Organic – Eggs produced according to national U.S. Department of Agriculture organic standards related to methods, practices, and substances used in producing and handling crops, livestock and processed agricultural products. Organic eggs are produced by hens fed rations with ingredients grown without most conventional pesticides, fungicides, herbicides or commercial fertilizers.

Enriched colony – Eggs laid by hens living in cages with access to feed, water and security. The cages serve as nesting space. In this type of hen house, the birds are more readily protected from the elements, disease and natural and unnatural predators.

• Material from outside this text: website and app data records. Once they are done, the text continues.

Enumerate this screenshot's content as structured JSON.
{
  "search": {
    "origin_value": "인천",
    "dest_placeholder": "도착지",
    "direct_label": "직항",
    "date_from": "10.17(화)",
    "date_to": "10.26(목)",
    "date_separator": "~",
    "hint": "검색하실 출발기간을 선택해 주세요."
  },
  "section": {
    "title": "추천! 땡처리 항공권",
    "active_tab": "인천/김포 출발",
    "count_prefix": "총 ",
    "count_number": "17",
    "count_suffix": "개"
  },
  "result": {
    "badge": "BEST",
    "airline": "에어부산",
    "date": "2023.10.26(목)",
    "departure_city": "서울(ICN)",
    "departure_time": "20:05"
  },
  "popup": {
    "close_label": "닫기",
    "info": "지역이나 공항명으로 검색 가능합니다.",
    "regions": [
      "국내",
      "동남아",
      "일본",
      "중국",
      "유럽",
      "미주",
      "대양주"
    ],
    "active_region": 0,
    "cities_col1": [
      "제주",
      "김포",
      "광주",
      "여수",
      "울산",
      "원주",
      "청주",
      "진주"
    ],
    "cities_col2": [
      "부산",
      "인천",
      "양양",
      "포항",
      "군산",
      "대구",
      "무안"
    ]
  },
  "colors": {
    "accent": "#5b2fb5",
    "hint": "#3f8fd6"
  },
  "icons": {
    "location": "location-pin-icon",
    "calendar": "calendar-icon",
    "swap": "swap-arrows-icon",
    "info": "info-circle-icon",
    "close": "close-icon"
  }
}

Question: How are Iowa farmers working to keep groundwater clean?
Answer: Iowa farmers care about protecting our waterways and are implementing various conservation practices on their farms. Here are a few examples of the strategies being used across the state.

Cover Crops – Cover crops, such as winter rye, are planted in the fall before harvest or after row crops are harvested to help reduce the loss of nitrogen and phosphorus from the soil and capture nutrients for next year’s crop. Cover crops are a very important component of the Iowa Nutrient Reduction Strategy because of significant and immediate benefits for water quality across all landscapes. Cover crops are flexible, improve the soil resource over time and require a relatively low capital investment by farmers and prevent erosion.

Constructed Wetland – A shallow vegetated pool that helps filter nutrients, especially nitrate, and control flooding. In addition to removing nutrients, wetlands provide habitat, recharge groundwater, reduce flooding downstream by storing runoff and can provide recreational opportunities.

No-Till and Strip-Till – This is the process of leaving soil and crop residue undisturbed between harvest and planting, other than nutrient injection. No-till farming significantly reduces soil disturbance, which reduces soil erosion, builds soil organic matter, improves soil health and helps reduce phosphorus entering waterways. Strip-till farming is a modified form of no-till, where tillage is limited to a narrow zone in which next year’s crop will be planted. Like no-till farming, strip-tillage benefits include reduced soil erosion, increased soil organic matter and reduced phosphorus entering waterways.

Extended Crop Rotation – A planting cycle of different crops, such as grasses, legumes or small grains along with corn and soybeans to help improve soil health and decrease insect and disease pressure. The practice can help improve water quality by extending the number of months the soil is covered with actively growing plants. Economics have driven most producers toward row crop agriculture (corn-soybean rotations or continuous corn). An extended crop rotation that includes small grains and forages can help improve water quality and be economically competitive for producers.